Excerpted data:
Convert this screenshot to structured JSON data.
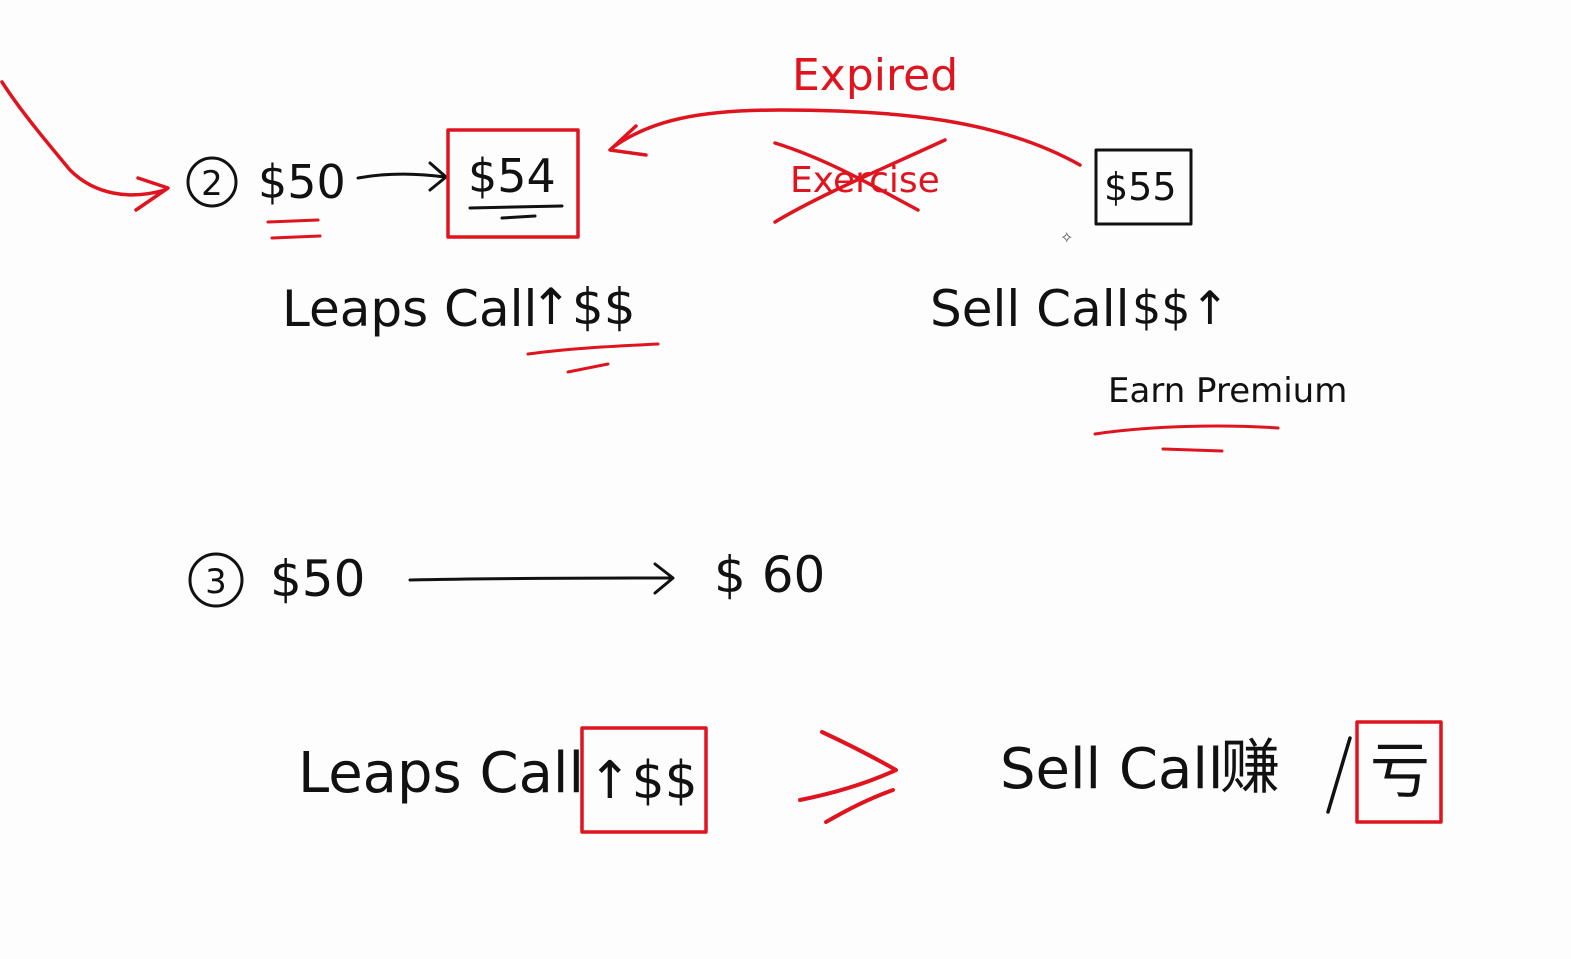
{
  "colors": {
    "black_ink": "#111111",
    "red_ink": "#e0141e",
    "background": "#fdfdfd"
  },
  "scenario2": {
    "number": "2",
    "start_price": "$50",
    "target_price": "$54",
    "strike_price": "$55",
    "arrow_label_expired": "Expired",
    "arrow_label_exercise": "Exercise",
    "leaps_call_label": "Leaps Call",
    "leaps_call_gain": "↑$$",
    "sell_call_label": "Sell Call",
    "sell_call_gain": "$$↑",
    "earn_premium": "Earn Premium"
  },
  "scenario3": {
    "number": "3",
    "start_price": "$50",
    "end_price": "$ 60",
    "leaps_call_label": "Leaps Call",
    "leaps_call_gain": "↑$$",
    "comparison": ">",
    "sell_call_label": "Sell Call",
    "sell_call_earn": "赚",
    "separator": "/",
    "sell_call_loss": "亏"
  },
  "cursor_icon": "sparkle-cursor-icon"
}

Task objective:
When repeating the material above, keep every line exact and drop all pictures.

Completed task:
Convert this screenshot to structured JSON data.
{
  "colors": {
    "black_ink": "#111111",
    "red_ink": "#e0141e",
    "background": "#fdfdfd"
  },
  "scenario2": {
    "number": "2",
    "start_price": "$50",
    "target_price": "$54",
    "strike_price": "$55",
    "arrow_label_expired": "Expired",
    "arrow_label_exercise": "Exercise",
    "leaps_call_label": "Leaps Call",
    "leaps_call_gain": "↑$$",
    "sell_call_label": "Sell Call",
    "sell_call_gain": "$$↑",
    "earn_premium": "Earn Premium"
  },
  "scenario3": {
    "number": "3",
    "start_price": "$50",
    "end_price": "$ 60",
    "leaps_call_label": "Leaps Call",
    "leaps_call_gain": "↑$$",
    "comparison": ">",
    "sell_call_label": "Sell Call",
    "sell_call_earn": "赚",
    "separator": "/",
    "sell_call_loss": "亏"
  },
  "cursor_icon": "sparkle-cursor-icon"
}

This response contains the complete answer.